##### DATA SUPPLIED
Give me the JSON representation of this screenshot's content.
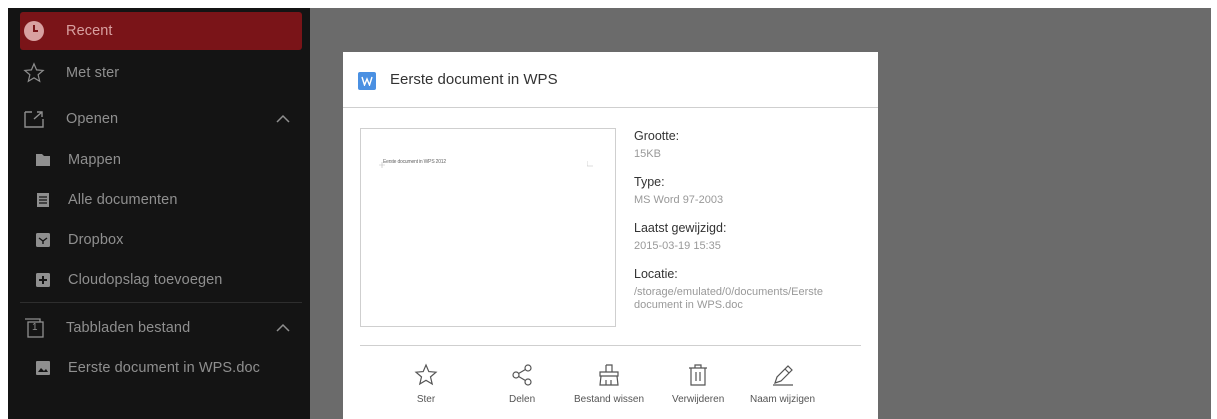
{
  "sidebar": {
    "items": [
      {
        "label": "Recent",
        "icon": "clock-icon",
        "active": true
      },
      {
        "label": "Met ster",
        "icon": "star-outline-icon"
      },
      {
        "label": "Openen",
        "icon": "open-folder-icon",
        "expanded": true
      },
      {
        "label": "Mappen",
        "icon": "folder-icon",
        "sub": true
      },
      {
        "label": "Alle documenten",
        "icon": "document-list-icon",
        "sub": true
      },
      {
        "label": "Dropbox",
        "icon": "dropbox-icon",
        "sub": true
      },
      {
        "label": "Cloudopslag toevoegen",
        "icon": "plus-box-icon",
        "sub": true
      },
      {
        "label": "Tabbladen bestand",
        "icon": "tab-counter-icon",
        "expanded": true,
        "tab_count": "1"
      },
      {
        "label": "Eerste document in WPS.doc",
        "icon": "image-doc-icon",
        "sub": true
      }
    ]
  },
  "dialog": {
    "title": "Eerste document in WPS",
    "preview_text": "Eerste document in WPS 2012",
    "info": {
      "size_label": "Grootte:",
      "size_value": "15KB",
      "type_label": "Type:",
      "type_value": "MS Word 97-2003",
      "modified_label": "Laatst gewijzigd:",
      "modified_value": "2015-03-19  15:35",
      "location_label": "Locatie:",
      "location_value": "/storage/emulated/0/documents/Eerste document in WPS.doc"
    },
    "actions": [
      {
        "label": "Ster",
        "icon": "star-icon"
      },
      {
        "label": "Delen",
        "icon": "share-icon"
      },
      {
        "label": "Bestand wissen",
        "icon": "clear-file-icon"
      },
      {
        "label": "Verwijderen",
        "icon": "trash-icon"
      },
      {
        "label": "Naam wijzigen",
        "icon": "pencil-icon"
      }
    ]
  },
  "colors": {
    "sidebar_bg": "#141414",
    "active_item_bg": "#7a1418",
    "overlay_bg": "#6b6b6b",
    "doc_badge": "#4a90e2"
  }
}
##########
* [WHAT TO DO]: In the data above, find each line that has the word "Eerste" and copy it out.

* [RESULT OF THE TASK]:
        "label": "Eerste document in WPS.doc",
    "title": "Eerste document in WPS",
    "preview_text": "Eerste document in WPS 2012",
      "location_value": "/storage/emulated/0/documents/Eerste document in WPS.doc"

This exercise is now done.